A team of scientists is exploring the potential for using drilling techniques developed for natural gas fracking to inject nuclear waste deep into the earth's crust.

Gas rig in Wyoming. Source: BLMThe research, presented at an American Geophysical Union conference this week, used computer modeling to predict how a dense slurry mixed with waste would propagate through rock. Livescience.com reported that one of the study's authors from the Georgia Institute of Technology theorized the injected waste would travel straight down, rather than spreading out. The modeling and past research supported that conclusion. The team has since partnered with a company to conduct small-scale field experiments with non-nuclear material.

Fracking is a drilling technique that injects high-pressure fluids into deep wells to create cracks in the surrounding rock and free natural gas. Unlike fracking fluids, the slurry would be more dense than the rock around it, making it sink over time.
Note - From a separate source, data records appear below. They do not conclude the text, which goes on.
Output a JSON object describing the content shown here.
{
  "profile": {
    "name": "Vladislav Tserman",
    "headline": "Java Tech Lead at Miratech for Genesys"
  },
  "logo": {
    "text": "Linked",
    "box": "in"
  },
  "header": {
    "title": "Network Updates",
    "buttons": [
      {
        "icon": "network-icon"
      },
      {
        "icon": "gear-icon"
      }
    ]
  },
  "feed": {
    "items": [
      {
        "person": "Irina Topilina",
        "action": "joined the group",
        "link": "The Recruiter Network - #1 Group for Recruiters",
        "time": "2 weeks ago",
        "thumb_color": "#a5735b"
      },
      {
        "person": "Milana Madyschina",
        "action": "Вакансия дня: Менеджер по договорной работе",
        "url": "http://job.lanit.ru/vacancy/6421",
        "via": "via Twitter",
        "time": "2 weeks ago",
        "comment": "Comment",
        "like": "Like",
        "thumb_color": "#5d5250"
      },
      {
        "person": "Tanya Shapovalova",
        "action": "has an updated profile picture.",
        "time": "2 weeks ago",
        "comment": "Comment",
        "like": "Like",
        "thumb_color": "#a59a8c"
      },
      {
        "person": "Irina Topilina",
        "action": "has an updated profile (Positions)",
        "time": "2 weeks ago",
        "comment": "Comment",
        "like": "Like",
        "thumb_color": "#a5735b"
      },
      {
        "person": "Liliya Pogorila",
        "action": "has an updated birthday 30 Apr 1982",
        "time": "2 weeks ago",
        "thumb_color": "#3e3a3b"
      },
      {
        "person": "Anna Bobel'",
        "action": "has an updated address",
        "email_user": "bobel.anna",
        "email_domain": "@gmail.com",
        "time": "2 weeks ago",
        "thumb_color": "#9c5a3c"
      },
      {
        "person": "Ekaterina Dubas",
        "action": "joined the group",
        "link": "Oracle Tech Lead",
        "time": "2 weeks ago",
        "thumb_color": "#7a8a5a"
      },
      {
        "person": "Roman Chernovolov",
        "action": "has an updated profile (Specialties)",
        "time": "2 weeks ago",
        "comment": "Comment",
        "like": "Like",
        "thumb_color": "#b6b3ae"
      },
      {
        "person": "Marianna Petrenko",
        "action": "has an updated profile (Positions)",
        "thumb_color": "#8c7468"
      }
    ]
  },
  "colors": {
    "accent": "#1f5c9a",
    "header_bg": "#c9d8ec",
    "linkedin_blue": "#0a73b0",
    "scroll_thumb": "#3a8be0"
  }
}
The concept is in its infancy. While the idea of depositing waste deep in the earth's crust is not new, using drilling methods adapted from the fossil fuel industry would create a host of engineering challenges. Among them, wells would have to cross through the water table, and only limited inspections of the waste could be conducted once it was injected.